Stan Douglas, «Television Spots», 1987 – 1988
© Stan Douglas

Stan Douglas «Television Spots»Stan Douglas «Television Spots» | play video
Canada | Archive / Collection: Kramlich Collection, San Francisco

 Stan Douglas
«Television Spots»
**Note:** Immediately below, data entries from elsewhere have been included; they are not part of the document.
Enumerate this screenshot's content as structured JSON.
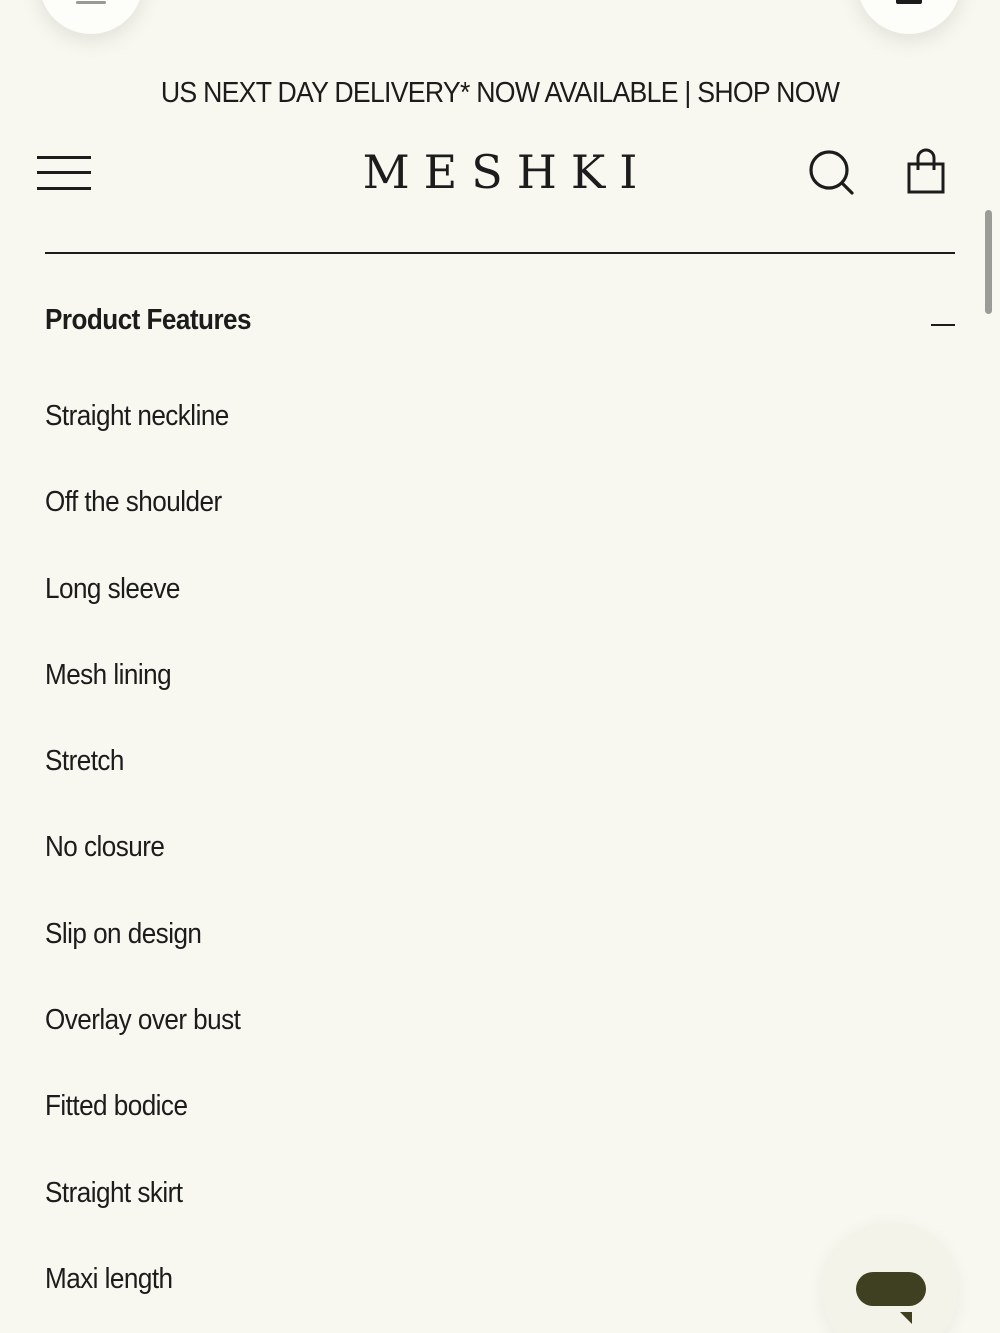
{
  "announcement": {
    "text": "US NEXT DAY DELIVERY* NOW AVAILABLE | SHOP NOW"
  },
  "header": {
    "logo": "MESHKI",
    "menu_icon": "hamburger-menu-icon",
    "search_icon": "search-icon",
    "cart_icon": "shopping-bag-icon"
  },
  "accordion": {
    "title": "Product Features",
    "state_icon": "minus-icon",
    "items": [
      "Straight neckline",
      "Off the shoulder",
      "Long sleeve",
      "Mesh lining",
      "Stretch",
      "No closure",
      "Slip on design",
      "Overlay over bust",
      "Fitted bodice",
      "Straight skirt",
      "Maxi length"
    ]
  },
  "chat": {
    "icon": "chat-bubble-icon",
    "color": "#3f3f22"
  },
  "colors": {
    "background": "#f9f8f0",
    "text": "#1c1c1c"
  }
}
Produced between 1987 and 1988, the «Television Spots» are exactly what they claim to be: these twelve, short video sequences were originally planned as inserts within the regular advertisements on Canada’s private television network. Unannounced and without introductions of any kind, on a nightly basis one of the fifteen to thirty-second-long spots was aired as part of the scheduled blocks of broadcasting. The sequences tell short stories or show excerpts of occurrences: so «Answering Machine,» for example, begins with the shot of a woman arriving at the door of her apartment. The moment she finds her keys, the telephone rings. One sees her enter the apartment, put down her handbag, and finally sit down to smoke a cigarette. On the table beside her, the telephone continues to ring. The spot concludes with the caller’s voice leaving a message on the answering machine. Regarding the camerawork and sense of dramaturgy in the editing, the spots correspond—if greatly shortened—with conventional film and television practices. Yet their content, the dramaturgy of the action, and what’s depicted, run contrary to the usual expectations of viewers; they undermine the usual construction of their needs; in doing so, the [representation of the] public’s identity is shown in the end as a greatness defined purely though the medium. The «Television Spots» appear as ‹narrative› fragments spontaneously readable and formally easy to identify but their imagery shows ‹empty places›: interchangeable performance locations, urban areas lacking any dramatic or narrative value—as everyday and banal as the ‹action› or the ‹events,› images normally left out between edited shots. They show waiting, a lack of orientation and misunderstandings, or the impossibility to agree at all. Alongside all this, and while using an editing rhythm considerably slower than that of the advertising world’s sense of dramaturgy (but always within the framework of the economic time-frame of conventional cinematic images), these shootings take on the quality of reality captured as found footage, as fragmentary found objects, or, in the transporting of medial constructions in their dysfunctionality, as an alternative way of representing reality—one that refers to meaning-laden structures outside of the medium.
(Source: «Seeing Time,» exhibition of the Kramlich collection at the Center for Art and Media, Karlsruhe,